If you have been on a BGES tour over the past few years, you have likely met Burford Smith. A big, burley guy, Burford was a sheriff’s deputy in Fulton County (Atlanta Area) and is a graduate of Washington and Lee University in Lexington. While there, he was the manager of several of the athletic teams and found himself involved in travel planning and other logistics-intensive issues. In all, he learned to be a problem solver.
Burford came into my sphere several years ago, and in tours around the Atlanta area, he saved us hours of time by taking us around the congested metropolitan area, along back roads where we could avoid maddening traffic jams. After several years of discussion, he accepted my offer to handle BGES tours, and this year he became primarily responsible for them. We still have a few logistical issues to work out, mostly those where questions make their way to me and I promptly give bad instructions that further complicate a problem, or when I fail to get a registration form done and online in time. One thing is certain, he is capable, and several adaptations show the qualitative improvement—he has gotten, at his own expense, his commercial driver’s license and has found a central source that has upgraded our transportation from vans when it makes sense to 15-passenger buses up to 38 passenger buses. Comfort has been enhanced, costs lowered, and flexibility maximized. He is both a leader and a force multiplier.

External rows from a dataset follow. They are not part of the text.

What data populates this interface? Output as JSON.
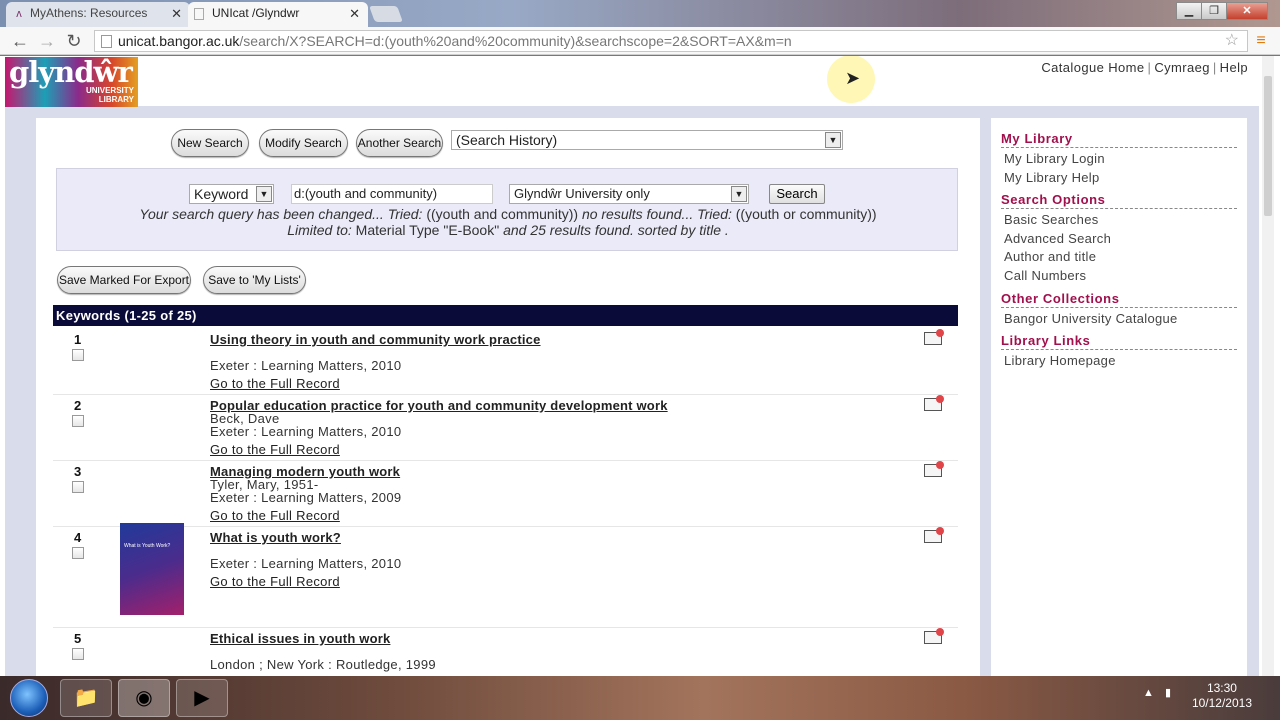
{
  "browser": {
    "tabs": [
      {
        "label": "MyAthens: Resources",
        "active": false
      },
      {
        "label": "UNIcat /Glyndwr",
        "active": true
      }
    ],
    "url_host": "unicat.bangor.ac.uk",
    "url_rest": "/search/X?SEARCH=d:(youth%20and%20community)&searchscope=2&SORT=AX&m=n"
  },
  "header": {
    "logo_main": "glyndŵr",
    "logo_sub1": "UNIVERSITY",
    "logo_sub2": "LIBRARY",
    "links": [
      "Catalogue Home",
      "Cymraeg",
      "Help"
    ]
  },
  "toolbar": {
    "new_search": "New Search",
    "modify_search": "Modify Search",
    "another_search": "Another Search",
    "history": "(Search History)"
  },
  "search": {
    "field_type": "Keyword",
    "query": "d:(youth and community)",
    "scope": "Glyndŵr University only",
    "button": "Search",
    "note_line1_a": "Your search query has been changed... Tried:",
    "note_line1_b": "((youth and community))",
    "note_line1_c": "no results found... Tried:",
    "note_line1_d": "((youth or community))",
    "note_line2_a": "Limited to:",
    "note_line2_b": "Material Type \"E-Book\"",
    "note_line2_c": "and 25 results found. sorted by title ."
  },
  "actions": {
    "save_export": "Save Marked For Export",
    "save_lists": "Save to 'My Lists'"
  },
  "results": {
    "header": "Keywords (1-25 of 25)",
    "full_record_label": "Go to the Full Record",
    "items": [
      {
        "num": "1",
        "title": "Using theory in youth and community work practice",
        "author": "",
        "publisher": "Exeter : Learning Matters, 2010"
      },
      {
        "num": "2",
        "title": "Popular education practice for youth and community development work",
        "author": "Beck, Dave",
        "publisher": "Exeter : Learning Matters, 2010"
      },
      {
        "num": "3",
        "title": "Managing modern youth work",
        "author": "Tyler, Mary, 1951-",
        "publisher": "Exeter : Learning Matters, 2009"
      },
      {
        "num": "4",
        "title": "What is youth work?",
        "author": "",
        "publisher": "Exeter : Learning Matters, 2010",
        "cover_text": "What is Youth Work?"
      },
      {
        "num": "5",
        "title": "Ethical issues in youth work",
        "author": "",
        "publisher": "London ; New York : Routledge, 1999"
      }
    ]
  },
  "sidebar": {
    "sections": [
      {
        "heading": "My Library",
        "links": [
          "My Library Login",
          "My Library Help"
        ]
      },
      {
        "heading": "Search Options",
        "links": [
          "Basic Searches",
          "Advanced Search",
          "Author and title",
          "Call Numbers"
        ]
      },
      {
        "heading": "Other Collections",
        "links": [
          "Bangor University Catalogue"
        ]
      },
      {
        "heading": "Library Links",
        "links": [
          "Library Homepage"
        ]
      }
    ]
  },
  "taskbar": {
    "time": "13:30",
    "date": "10/12/2013"
  }
}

I am recognizing him today for two important and unknown traits. The first is his willingness to drive across the country to meet BGES needs to wit. We had a large book collection located in Phoenix, Arizona, nearly 2,500 miles distant from Chatham, Virginia. We also had the scraps of the Pamplin Park Wooden Gun Carriage some 100 miles east of Chatham. In one trip, he drove from Douglassville (near Atlanta) to Chatham (400 miles), dropped off his truck, attached a trailer to the BGES van, drove to Pamplin Park, picked up the carriage, and delivered it 800 miles away to Clinton, Mississippi, returned the trailer to Atlanta, then drove to Phoenix, picked up the books, drove them back to Chatham, picked up his truck, and drove the 400 miles back to Douglassville. When the gun carriage was ready, he drove the BGES van 400 miles to Clinton, picked it up, returned to Atlanta, and then the next day drove it about 100 miles to Whitfield County and the new Rocky Face Ridge Park near Dalton.

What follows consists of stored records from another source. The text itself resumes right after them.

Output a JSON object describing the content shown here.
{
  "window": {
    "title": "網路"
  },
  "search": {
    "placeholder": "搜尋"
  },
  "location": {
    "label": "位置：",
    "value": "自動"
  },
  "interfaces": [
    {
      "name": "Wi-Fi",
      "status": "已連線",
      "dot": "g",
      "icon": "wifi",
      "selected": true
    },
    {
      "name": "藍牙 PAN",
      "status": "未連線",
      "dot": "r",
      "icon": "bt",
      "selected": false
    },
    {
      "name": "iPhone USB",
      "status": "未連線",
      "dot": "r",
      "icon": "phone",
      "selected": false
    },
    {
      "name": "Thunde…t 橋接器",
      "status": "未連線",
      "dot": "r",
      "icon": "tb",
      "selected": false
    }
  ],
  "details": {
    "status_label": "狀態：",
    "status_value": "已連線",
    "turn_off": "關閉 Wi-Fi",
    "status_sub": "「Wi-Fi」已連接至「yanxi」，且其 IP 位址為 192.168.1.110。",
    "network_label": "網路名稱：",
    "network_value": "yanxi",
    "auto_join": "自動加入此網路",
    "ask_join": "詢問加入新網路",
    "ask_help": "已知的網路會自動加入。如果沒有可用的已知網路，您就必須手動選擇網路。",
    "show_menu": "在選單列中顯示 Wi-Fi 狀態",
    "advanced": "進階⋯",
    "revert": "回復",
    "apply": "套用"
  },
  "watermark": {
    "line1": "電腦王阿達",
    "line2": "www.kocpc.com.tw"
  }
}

The second reason is that this guy is a gem. As you may know, BGES has had a longstanding relationship with America’s Wounded Warriors and their families. In late May, a family crisis resulted in a soldier divorcing and abandoning his wife and four children. The wife of 18 years was handicapped, and several of the children had special needs. Following the divorce, the family had to leave its Fairfax rental house by June 25. They determined to relocate to Rochester, New York—nearly 400 miles away. Since we were going to do a program in Valley Forge, I asked if Burford might be able to help. Long story short, on June 17, Burford loaded a 27-foot U-Haul with a 10-foot trailer, drove and unloaded their household goods, drove the rentals back to Fairfax, then drove to Valley Forge that Monday. He conducted the program, then drove back on June 24, and loaded a 15-foot truck with the remainder of the furniture (including a piano, beds and appliances). He delivered them to Rochester, 400 miles away, unloaded everything, and then returned the 15-foot truck to U-haul and then the BGES van back to Chatham, and then drove home. He didn’t ask a thing for going 1,600 miles out of his way to help people in need.
But that is not the whole story. The timing was tight but everything worked out. Burford had a family issue in which an elderly relative had to move out of his home. Less than a week later, Burford was in Columbus, Georgia, getting his relative moved out and their furniture disposed of. Less than a week later, he was in Memphis, where I had just withdrawn from supporting the trip because I had Covid.
His humor is wry and he is quiet, but Burford Smith is a BGES member who makes a difference. I wanted you all to know. I am very proud to know him and glad to call him a friend and have him in an important role at BGES. Thank you, Burford. —Len Riedel